▶ EXERCISE AIM: Output the records exactly, every one of them.

▶ SOURCE DATA:
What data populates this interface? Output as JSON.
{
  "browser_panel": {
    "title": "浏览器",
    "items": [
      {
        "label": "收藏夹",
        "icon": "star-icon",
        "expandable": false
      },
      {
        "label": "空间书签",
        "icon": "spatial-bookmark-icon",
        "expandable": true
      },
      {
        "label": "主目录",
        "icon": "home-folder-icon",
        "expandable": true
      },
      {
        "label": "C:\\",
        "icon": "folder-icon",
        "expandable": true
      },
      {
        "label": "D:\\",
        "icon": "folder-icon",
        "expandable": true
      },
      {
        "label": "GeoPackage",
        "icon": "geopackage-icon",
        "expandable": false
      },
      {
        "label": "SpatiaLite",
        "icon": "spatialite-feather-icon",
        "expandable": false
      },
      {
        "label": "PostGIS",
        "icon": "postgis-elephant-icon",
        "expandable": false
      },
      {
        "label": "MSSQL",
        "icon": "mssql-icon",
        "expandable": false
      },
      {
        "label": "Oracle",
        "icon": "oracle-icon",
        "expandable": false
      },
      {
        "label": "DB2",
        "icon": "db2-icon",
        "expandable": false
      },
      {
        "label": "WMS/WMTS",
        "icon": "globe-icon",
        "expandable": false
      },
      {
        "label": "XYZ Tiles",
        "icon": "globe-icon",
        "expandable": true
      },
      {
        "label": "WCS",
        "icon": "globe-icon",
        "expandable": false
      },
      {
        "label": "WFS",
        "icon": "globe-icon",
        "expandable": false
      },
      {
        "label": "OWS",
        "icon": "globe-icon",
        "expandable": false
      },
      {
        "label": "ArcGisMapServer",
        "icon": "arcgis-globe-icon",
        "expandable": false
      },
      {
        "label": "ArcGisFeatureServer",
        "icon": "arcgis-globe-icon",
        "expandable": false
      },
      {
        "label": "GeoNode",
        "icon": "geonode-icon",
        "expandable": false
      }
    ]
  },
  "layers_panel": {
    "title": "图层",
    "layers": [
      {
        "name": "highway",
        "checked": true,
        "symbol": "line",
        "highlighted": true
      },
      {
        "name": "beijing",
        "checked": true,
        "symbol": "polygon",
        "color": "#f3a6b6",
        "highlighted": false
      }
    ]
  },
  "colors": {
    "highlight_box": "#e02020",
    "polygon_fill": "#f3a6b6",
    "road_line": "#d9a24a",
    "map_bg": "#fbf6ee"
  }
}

▶ REPLY TO THE TASK:
What data populates this interface? Output as JSON.
{
  "browser_panel": {
    "title": "浏览器",
    "items": [
      {
        "label": "收藏夹",
        "icon": "star-icon",
        "expandable": false
      },
      {
        "label": "空间书签",
        "icon": "spatial-bookmark-icon",
        "expandable": true
      },
      {
        "label": "主目录",
        "icon": "home-folder-icon",
        "expandable": true
      },
      {
        "label": "C:\\",
        "icon": "folder-icon",
        "expandable": true
      },
      {
        "label": "D:\\",
        "icon": "folder-icon",
        "expandable": true
      },
      {
        "label": "GeoPackage",
        "icon": "geopackage-icon",
        "expandable": false
      },
      {
        "label": "SpatiaLite",
        "icon": "spatialite-feather-icon",
        "expandable": false
      },
      {
        "label": "PostGIS",
        "icon": "postgis-elephant-icon",
        "expandable": false
      },
      {
        "label": "MSSQL",
        "icon": "mssql-icon",
        "expandable": false
      },
      {
        "label": "Oracle",
        "icon": "oracle-icon",
        "expandable": false
      },
      {
        "label": "DB2",
        "icon": "db2-icon",
        "expandable": false
      },
      {
        "label": "WMS/WMTS",
        "icon": "globe-icon",
        "expandable": false
      },
      {
        "label": "XYZ Tiles",
        "icon": "globe-icon",
        "expandable": true
      },
      {
        "label": "WCS",
        "icon": "globe-icon",
        "expandable": false
      },
      {
        "label": "WFS",
        "icon": "globe-icon",
        "expandable": false
      },
      {
        "label": "OWS",
        "icon": "globe-icon",
        "expandable": false
      },
      {
        "label": "ArcGisMapServer",
        "icon": "arcgis-globe-icon",
        "expandable": false
      },
      {
        "label": "ArcGisFeatureServer",
        "icon": "arcgis-globe-icon",
        "expandable": false
      },
      {
        "label": "GeoNode",
        "icon": "geonode-icon",
        "expandable": false
      }
    ]
  },
  "layers_panel": {
    "title": "图层",
    "layers": [
      {
        "name": "highway",
        "checked": true,
        "symbol": "line",
        "highlighted": true
      },
      {
        "name": "beijing",
        "checked": true,
        "symbol": "polygon",
        "color": "#f3a6b6",
        "highlighted": false
      }
    ]
  },
  "colors": {
    "highlight_box": "#e02020",
    "polygon_fill": "#f3a6b6",
    "road_line": "#d9a24a",
    "map_bg": "#fbf6ee"
  }
}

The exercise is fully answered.